__Record set__.
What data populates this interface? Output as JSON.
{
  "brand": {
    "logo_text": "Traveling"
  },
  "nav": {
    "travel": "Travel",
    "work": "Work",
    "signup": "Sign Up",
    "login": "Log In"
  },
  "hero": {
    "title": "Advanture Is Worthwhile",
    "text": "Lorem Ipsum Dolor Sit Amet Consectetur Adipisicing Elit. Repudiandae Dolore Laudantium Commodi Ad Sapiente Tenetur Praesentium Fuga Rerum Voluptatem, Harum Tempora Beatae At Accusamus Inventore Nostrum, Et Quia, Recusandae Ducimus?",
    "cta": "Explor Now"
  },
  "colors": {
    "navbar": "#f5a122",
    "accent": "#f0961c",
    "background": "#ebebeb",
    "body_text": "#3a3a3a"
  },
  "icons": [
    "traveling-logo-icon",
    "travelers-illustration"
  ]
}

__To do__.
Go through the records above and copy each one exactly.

__Task response__.
What data populates this interface? Output as JSON.
{
  "brand": {
    "logo_text": "Traveling"
  },
  "nav": {
    "travel": "Travel",
    "work": "Work",
    "signup": "Sign Up",
    "login": "Log In"
  },
  "hero": {
    "title": "Advanture Is Worthwhile",
    "text": "Lorem Ipsum Dolor Sit Amet Consectetur Adipisicing Elit. Repudiandae Dolore Laudantium Commodi Ad Sapiente Tenetur Praesentium Fuga Rerum Voluptatem, Harum Tempora Beatae At Accusamus Inventore Nostrum, Et Quia, Recusandae Ducimus?",
    "cta": "Explor Now"
  },
  "colors": {
    "navbar": "#f5a122",
    "accent": "#f0961c",
    "background": "#ebebeb",
    "body_text": "#3a3a3a"
  },
  "icons": [
    "traveling-logo-icon",
    "travelers-illustration"
  ]
}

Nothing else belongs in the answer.